Directions: Among the entries below, find every line that contains the string "value", then copy it.

--

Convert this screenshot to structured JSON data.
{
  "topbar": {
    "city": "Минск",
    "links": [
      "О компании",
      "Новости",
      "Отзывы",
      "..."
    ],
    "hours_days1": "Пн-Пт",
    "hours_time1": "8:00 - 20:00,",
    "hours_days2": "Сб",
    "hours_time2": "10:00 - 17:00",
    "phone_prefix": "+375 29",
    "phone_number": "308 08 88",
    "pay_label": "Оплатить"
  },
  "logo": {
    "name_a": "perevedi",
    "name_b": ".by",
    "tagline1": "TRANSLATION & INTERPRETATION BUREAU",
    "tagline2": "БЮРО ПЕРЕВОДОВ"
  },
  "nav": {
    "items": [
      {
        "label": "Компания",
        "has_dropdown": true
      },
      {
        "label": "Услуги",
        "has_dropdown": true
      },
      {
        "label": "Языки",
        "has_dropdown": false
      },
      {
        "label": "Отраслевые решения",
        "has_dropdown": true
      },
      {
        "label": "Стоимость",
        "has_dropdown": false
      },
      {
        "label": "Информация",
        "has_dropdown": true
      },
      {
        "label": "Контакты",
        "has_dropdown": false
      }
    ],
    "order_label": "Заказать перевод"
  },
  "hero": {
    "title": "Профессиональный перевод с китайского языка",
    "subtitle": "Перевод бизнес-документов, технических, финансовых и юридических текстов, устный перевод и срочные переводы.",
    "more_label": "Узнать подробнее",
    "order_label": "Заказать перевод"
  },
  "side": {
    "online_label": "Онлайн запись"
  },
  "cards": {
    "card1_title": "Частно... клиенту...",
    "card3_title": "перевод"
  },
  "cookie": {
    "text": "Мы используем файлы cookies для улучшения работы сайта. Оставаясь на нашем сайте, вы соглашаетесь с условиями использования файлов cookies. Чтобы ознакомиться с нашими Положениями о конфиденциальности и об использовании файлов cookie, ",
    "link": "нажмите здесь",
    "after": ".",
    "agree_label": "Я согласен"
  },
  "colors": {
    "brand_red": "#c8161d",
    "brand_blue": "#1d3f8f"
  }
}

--

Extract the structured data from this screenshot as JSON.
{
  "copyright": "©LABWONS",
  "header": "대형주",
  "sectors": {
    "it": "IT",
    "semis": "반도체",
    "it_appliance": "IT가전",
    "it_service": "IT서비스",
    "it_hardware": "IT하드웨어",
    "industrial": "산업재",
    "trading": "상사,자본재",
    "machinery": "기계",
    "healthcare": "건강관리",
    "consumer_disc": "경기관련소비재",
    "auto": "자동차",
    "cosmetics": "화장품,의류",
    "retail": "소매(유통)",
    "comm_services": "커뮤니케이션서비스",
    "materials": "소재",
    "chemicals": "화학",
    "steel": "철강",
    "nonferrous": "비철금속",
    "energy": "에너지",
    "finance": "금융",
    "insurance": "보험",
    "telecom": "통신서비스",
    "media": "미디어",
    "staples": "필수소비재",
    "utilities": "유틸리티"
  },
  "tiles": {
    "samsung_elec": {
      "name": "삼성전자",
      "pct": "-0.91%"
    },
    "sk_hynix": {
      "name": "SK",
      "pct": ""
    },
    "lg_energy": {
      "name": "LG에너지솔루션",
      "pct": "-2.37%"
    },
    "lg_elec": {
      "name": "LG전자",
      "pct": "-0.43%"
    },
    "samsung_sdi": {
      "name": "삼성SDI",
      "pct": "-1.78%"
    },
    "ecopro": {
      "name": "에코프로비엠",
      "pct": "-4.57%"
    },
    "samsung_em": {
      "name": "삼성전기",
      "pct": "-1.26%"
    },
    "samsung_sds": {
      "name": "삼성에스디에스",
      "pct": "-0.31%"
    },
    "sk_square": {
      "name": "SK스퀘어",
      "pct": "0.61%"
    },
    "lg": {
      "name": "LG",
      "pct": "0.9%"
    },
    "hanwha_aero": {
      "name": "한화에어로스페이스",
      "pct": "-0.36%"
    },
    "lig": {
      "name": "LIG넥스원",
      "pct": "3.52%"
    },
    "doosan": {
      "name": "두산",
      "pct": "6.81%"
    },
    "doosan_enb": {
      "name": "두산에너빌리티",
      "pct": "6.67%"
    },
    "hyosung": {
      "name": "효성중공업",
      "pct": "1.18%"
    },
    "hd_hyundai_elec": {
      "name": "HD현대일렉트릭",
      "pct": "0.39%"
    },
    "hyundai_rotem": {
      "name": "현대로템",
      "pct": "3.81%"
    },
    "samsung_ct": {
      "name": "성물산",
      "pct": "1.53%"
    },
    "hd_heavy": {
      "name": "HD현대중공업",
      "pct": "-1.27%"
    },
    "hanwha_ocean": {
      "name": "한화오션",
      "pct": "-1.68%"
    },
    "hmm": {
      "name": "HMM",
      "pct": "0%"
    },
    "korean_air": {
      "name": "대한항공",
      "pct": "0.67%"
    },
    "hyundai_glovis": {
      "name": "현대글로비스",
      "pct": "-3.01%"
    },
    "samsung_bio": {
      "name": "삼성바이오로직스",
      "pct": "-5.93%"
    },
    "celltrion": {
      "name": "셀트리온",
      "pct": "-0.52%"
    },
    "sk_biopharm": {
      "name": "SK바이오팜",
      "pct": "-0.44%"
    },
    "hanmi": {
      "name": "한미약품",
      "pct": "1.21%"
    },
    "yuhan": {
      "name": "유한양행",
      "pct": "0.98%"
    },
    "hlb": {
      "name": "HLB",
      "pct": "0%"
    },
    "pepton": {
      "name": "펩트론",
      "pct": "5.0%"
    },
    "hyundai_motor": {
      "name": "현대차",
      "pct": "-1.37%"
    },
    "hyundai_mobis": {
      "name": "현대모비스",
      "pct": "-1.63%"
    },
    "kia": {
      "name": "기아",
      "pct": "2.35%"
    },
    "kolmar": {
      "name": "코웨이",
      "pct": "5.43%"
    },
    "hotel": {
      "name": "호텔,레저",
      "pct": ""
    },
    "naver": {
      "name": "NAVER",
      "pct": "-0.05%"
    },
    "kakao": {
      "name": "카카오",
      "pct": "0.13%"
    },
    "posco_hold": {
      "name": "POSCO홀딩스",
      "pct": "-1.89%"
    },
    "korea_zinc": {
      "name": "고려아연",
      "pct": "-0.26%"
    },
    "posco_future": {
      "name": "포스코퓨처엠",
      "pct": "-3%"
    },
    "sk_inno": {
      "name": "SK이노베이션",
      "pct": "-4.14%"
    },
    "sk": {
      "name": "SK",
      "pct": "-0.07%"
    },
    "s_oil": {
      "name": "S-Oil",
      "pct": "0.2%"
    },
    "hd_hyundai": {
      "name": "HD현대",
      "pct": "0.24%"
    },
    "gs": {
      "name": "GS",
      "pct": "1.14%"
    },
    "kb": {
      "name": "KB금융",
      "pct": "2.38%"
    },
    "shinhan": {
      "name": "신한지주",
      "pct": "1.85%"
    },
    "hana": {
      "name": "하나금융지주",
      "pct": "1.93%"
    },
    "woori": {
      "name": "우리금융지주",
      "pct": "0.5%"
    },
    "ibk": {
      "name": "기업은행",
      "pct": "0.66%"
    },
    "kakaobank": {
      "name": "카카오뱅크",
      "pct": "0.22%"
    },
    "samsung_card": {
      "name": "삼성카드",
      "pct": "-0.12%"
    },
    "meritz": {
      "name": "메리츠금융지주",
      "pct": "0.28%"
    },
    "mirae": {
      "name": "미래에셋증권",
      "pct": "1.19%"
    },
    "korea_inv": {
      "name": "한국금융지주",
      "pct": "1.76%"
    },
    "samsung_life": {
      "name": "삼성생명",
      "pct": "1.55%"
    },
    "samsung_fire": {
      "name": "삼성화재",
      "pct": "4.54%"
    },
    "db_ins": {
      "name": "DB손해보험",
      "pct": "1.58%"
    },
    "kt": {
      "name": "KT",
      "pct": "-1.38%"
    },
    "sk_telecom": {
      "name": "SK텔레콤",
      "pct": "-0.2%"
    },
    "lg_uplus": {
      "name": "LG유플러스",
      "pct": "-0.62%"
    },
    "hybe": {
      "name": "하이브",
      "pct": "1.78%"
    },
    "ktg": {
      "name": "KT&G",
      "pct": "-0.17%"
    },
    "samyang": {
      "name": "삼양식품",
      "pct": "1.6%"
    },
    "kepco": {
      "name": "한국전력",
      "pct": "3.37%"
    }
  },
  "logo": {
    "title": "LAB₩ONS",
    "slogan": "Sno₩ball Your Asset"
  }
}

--

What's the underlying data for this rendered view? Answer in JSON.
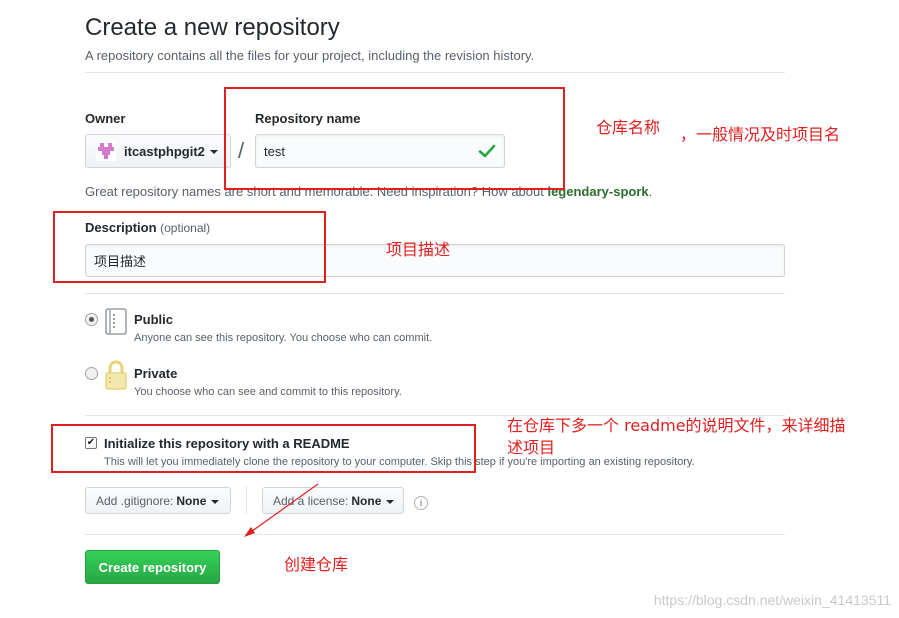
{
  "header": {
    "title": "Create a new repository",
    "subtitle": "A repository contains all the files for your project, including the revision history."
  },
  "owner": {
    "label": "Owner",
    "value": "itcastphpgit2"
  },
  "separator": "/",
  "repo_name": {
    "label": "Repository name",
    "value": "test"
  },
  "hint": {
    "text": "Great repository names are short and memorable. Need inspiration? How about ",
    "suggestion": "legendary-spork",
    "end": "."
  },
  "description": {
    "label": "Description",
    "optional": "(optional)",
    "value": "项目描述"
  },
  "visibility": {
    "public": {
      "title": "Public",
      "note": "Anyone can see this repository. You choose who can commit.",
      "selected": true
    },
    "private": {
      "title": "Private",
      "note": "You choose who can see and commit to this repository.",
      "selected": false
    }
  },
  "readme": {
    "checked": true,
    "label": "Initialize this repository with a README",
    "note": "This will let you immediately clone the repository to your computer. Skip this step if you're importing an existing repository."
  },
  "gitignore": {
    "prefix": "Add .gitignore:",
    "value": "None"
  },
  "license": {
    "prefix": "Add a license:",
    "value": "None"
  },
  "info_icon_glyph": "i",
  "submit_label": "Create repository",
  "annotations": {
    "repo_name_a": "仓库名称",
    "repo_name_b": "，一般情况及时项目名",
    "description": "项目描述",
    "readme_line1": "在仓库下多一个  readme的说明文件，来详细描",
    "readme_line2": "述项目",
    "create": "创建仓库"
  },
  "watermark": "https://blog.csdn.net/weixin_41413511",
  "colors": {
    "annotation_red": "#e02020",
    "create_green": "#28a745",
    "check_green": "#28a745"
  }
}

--

Exercise output:
    "value": "itcastphpgit2"
    "value": "test"
    "value": "项目描述"
    "value": "None"
    "value": "None"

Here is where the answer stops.